FOR IMMEDIATE RELEASE
WASHINGTON, October 19, 2015 – Voices of Vietnam, an organization dedicated to raising awareness of the plight of women sexually assaulted by South Korean troops during the Vietnam War, today delivered its Change.org petition with nearly 29,000 signatures of its Change.org petition to the South Korean Embassy in Washington, DC.
The petition, started by Nguyen Thi Bach Tuyet to draw attention to her story of survival after being raped by a South Korean Korean soldier, calls on President Park Geun-hye to apologize for the system rape and sexual assault of thousands of Vietnamese women during the Vietnam War.
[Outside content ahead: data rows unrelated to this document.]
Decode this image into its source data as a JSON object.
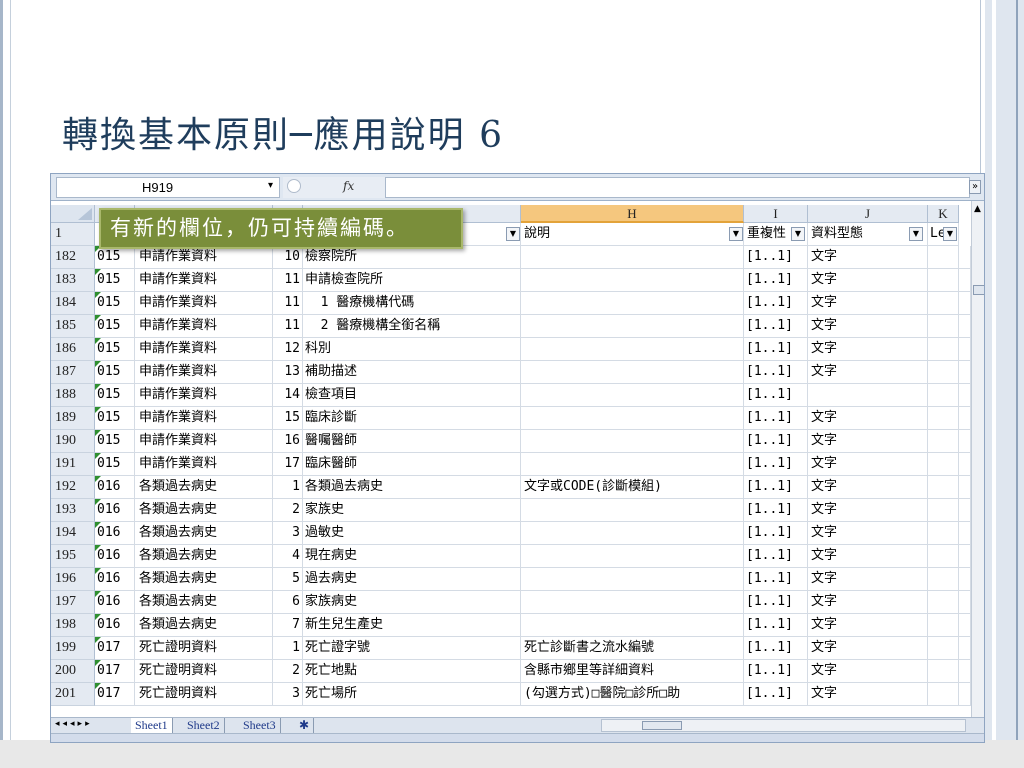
{
  "slide": {
    "title": "轉換基本原則─應用說明 6"
  },
  "excel": {
    "name_box": "H919",
    "fx_label": "fx",
    "columns": [
      {
        "id": "c",
        "label": ""
      },
      {
        "id": "d",
        "label": ""
      },
      {
        "id": "e",
        "label": ""
      },
      {
        "id": "f",
        "label": ""
      },
      {
        "id": "H",
        "label": "H"
      },
      {
        "id": "I",
        "label": "I"
      },
      {
        "id": "J",
        "label": "J"
      },
      {
        "id": "K",
        "label": "K"
      }
    ],
    "header_row": {
      "num": "1",
      "h": "說明",
      "i": "重複性",
      "j": "資料型態",
      "k": "Le"
    },
    "callout": "有新的欄位，仍可持續編碼。",
    "rows": [
      {
        "num": "182",
        "code": "015",
        "name": "申請作業資料",
        "seq": "10",
        "field": "檢察院所",
        "desc": "",
        "rep": "[1..1]",
        "type": "文字"
      },
      {
        "num": "183",
        "code": "015",
        "name": "申請作業資料",
        "seq": "11",
        "field": "申請檢查院所",
        "desc": "",
        "rep": "[1..1]",
        "type": "文字"
      },
      {
        "num": "184",
        "code": "015",
        "name": "申請作業資料",
        "seq": "11",
        "field": "  1 醫療機構代碼",
        "desc": "",
        "rep": "[1..1]",
        "type": "文字"
      },
      {
        "num": "185",
        "code": "015",
        "name": "申請作業資料",
        "seq": "11",
        "field": "  2 醫療機構全銜名稱",
        "desc": "",
        "rep": "[1..1]",
        "type": "文字"
      },
      {
        "num": "186",
        "code": "015",
        "name": "申請作業資料",
        "seq": "12",
        "field": "科別",
        "desc": "",
        "rep": "[1..1]",
        "type": "文字"
      },
      {
        "num": "187",
        "code": "015",
        "name": "申請作業資料",
        "seq": "13",
        "field": "補助描述",
        "desc": "",
        "rep": "[1..1]",
        "type": "文字"
      },
      {
        "num": "188",
        "code": "015",
        "name": "申請作業資料",
        "seq": "14",
        "field": "檢查項目",
        "desc": "",
        "rep": "[1..1]",
        "type": ""
      },
      {
        "num": "189",
        "code": "015",
        "name": "申請作業資料",
        "seq": "15",
        "field": "臨床診斷",
        "desc": "",
        "rep": "[1..1]",
        "type": "文字"
      },
      {
        "num": "190",
        "code": "015",
        "name": "申請作業資料",
        "seq": "16",
        "field": "醫囑醫師",
        "desc": "",
        "rep": "[1..1]",
        "type": "文字"
      },
      {
        "num": "191",
        "code": "015",
        "name": "申請作業資料",
        "seq": "17",
        "field": "臨床醫師",
        "desc": "",
        "rep": "[1..1]",
        "type": "文字"
      },
      {
        "num": "192",
        "code": "016",
        "name": "各類過去病史",
        "seq": "1",
        "field": "各類過去病史",
        "desc": "文字或CODE(診斷模組)",
        "rep": "[1..1]",
        "type": "文字"
      },
      {
        "num": "193",
        "code": "016",
        "name": "各類過去病史",
        "seq": "2",
        "field": "家族史",
        "desc": "",
        "rep": "[1..1]",
        "type": "文字"
      },
      {
        "num": "194",
        "code": "016",
        "name": "各類過去病史",
        "seq": "3",
        "field": "過敏史",
        "desc": "",
        "rep": "[1..1]",
        "type": "文字"
      },
      {
        "num": "195",
        "code": "016",
        "name": "各類過去病史",
        "seq": "4",
        "field": "現在病史",
        "desc": "",
        "rep": "[1..1]",
        "type": "文字"
      },
      {
        "num": "196",
        "code": "016",
        "name": "各類過去病史",
        "seq": "5",
        "field": "過去病史",
        "desc": "",
        "rep": "[1..1]",
        "type": "文字"
      },
      {
        "num": "197",
        "code": "016",
        "name": "各類過去病史",
        "seq": "6",
        "field": "家族病史",
        "desc": "",
        "rep": "[1..1]",
        "type": "文字"
      },
      {
        "num": "198",
        "code": "016",
        "name": "各類過去病史",
        "seq": "7",
        "field": "新生兒生產史",
        "desc": "",
        "rep": "[1..1]",
        "type": "文字"
      },
      {
        "num": "199",
        "code": "017",
        "name": "死亡證明資料",
        "seq": "1",
        "field": "死亡證字號",
        "desc": "死亡診斷書之流水編號",
        "rep": "[1..1]",
        "type": "文字"
      },
      {
        "num": "200",
        "code": "017",
        "name": "死亡證明資料",
        "seq": "2",
        "field": "死亡地點",
        "desc": "含縣市鄉里等詳細資料",
        "rep": "[1..1]",
        "type": "文字"
      },
      {
        "num": "201",
        "code": "017",
        "name": "死亡證明資料",
        "seq": "3",
        "field": "死亡場所",
        "desc": "(勾選方式)□醫院□診所□助",
        "rep": "[1..1]",
        "type": "文字"
      }
    ],
    "sheet_tabs": [
      "Sheet1",
      "Sheet2",
      "Sheet3"
    ]
  }
}
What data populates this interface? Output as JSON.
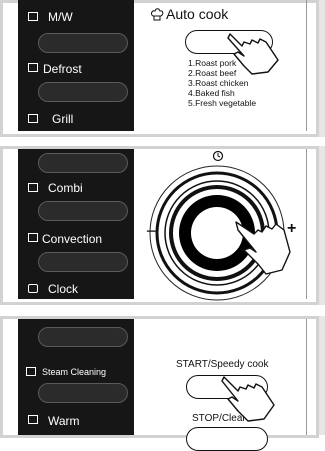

“I was only a young girl when South Korean soldiers came to fight in my country of Vietnam as an ally of the United States during the Vietnam War. At the time, my family owned a small tea shop near a Korean military base. One day, while all her children looked on, a South Korean soldier entered our shop and raped my mother. Several months later, another soldier came to our shop and raped me. Both my mother and I got pregnant from our assaults,” Ms. Nguyen said in her petition.
“For more than 40 years, the South Korean government has not recognized these atrocities committed by their soldiers during the war — but I will no longer accept their silence.
“Only 800 survivors like me are estimated to be alive today. Our children are the Lai Dai Han, or mixed Vietnamese and Korean blood. We have struggled for decades without a formal apology, acknowledgement, or reparations from the Korean Government. I fear that soon there will be no one left to tell our stories and that we will be forgotten,” she continued.
Co-chaired by Former Congressman Anh (Joseph) Cao of Louisiana, the first Vietnamese-American member of Congress, and Cyndi Nguyen, Executive Director of VIET New Orleans, Voices of Vietnam provides a platform for those that have spent years in silence.
Individuals interested signing the petition or learning more are encouraged to visit our website and watch the first-hand video testimonials of Con Lai Dai Han survival stories at VietnamVoices.org.